▶ _Data to process_

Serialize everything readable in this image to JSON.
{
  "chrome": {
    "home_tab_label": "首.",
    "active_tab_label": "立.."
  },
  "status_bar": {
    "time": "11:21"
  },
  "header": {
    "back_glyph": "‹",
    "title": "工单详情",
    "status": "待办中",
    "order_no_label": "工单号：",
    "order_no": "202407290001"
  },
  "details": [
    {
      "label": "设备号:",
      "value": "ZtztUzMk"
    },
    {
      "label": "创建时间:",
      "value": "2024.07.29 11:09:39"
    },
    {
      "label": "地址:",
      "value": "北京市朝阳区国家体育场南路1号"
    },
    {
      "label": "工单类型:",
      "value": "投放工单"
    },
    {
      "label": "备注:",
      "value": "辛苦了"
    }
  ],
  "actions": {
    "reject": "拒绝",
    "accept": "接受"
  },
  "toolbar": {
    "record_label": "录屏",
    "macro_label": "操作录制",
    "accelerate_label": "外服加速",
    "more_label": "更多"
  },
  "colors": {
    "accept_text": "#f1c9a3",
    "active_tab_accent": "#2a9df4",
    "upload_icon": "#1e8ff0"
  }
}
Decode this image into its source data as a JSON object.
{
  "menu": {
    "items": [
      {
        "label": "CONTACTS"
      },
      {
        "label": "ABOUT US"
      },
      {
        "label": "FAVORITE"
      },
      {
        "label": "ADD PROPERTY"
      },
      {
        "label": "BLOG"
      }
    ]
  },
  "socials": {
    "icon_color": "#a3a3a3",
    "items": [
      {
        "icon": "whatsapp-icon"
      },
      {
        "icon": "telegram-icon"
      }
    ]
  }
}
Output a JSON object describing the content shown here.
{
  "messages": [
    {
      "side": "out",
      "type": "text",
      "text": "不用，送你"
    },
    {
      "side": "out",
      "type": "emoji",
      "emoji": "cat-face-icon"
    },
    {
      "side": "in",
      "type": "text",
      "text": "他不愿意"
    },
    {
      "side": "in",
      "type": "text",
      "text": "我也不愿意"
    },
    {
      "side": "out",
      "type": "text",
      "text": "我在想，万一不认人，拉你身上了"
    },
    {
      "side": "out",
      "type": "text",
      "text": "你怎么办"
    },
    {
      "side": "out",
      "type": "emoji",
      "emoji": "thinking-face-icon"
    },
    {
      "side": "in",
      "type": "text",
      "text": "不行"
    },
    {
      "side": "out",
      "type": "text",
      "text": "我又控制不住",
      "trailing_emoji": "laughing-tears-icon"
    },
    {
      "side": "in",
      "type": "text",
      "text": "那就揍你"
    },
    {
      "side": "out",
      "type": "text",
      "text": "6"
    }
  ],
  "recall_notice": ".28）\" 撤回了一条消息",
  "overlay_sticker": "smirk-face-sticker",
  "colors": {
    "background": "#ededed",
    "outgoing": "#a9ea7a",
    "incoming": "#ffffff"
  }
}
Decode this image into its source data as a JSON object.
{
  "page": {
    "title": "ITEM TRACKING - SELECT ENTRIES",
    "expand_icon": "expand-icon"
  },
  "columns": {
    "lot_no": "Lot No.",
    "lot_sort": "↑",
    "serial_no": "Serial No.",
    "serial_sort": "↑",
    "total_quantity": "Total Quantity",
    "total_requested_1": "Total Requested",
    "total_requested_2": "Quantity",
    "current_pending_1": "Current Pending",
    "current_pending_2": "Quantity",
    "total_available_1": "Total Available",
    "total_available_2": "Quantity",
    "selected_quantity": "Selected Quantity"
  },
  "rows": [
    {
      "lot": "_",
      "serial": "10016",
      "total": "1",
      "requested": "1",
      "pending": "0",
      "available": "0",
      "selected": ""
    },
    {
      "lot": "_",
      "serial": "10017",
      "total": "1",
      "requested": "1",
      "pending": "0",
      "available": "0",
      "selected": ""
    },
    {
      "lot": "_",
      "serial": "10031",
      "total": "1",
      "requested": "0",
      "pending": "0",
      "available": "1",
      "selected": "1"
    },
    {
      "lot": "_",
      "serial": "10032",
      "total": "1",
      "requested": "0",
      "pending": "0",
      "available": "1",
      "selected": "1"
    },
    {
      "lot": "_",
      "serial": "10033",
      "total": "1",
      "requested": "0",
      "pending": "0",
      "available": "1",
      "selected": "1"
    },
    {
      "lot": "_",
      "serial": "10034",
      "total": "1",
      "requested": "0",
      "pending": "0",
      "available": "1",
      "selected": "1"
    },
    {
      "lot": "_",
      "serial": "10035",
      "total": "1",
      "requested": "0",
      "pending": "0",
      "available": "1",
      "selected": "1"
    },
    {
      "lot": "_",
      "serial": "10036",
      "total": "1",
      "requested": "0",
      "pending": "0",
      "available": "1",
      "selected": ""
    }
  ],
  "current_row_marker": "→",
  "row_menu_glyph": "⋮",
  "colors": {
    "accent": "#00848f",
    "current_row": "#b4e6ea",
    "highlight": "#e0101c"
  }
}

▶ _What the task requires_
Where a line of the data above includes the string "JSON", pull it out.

▶ _Response box_
Serialize everything readable in this image to JSON.
Decode this image into its source data as a JSON object.
Output a JSON object describing the content shown here.
Decode this image into its source data as a JSON object.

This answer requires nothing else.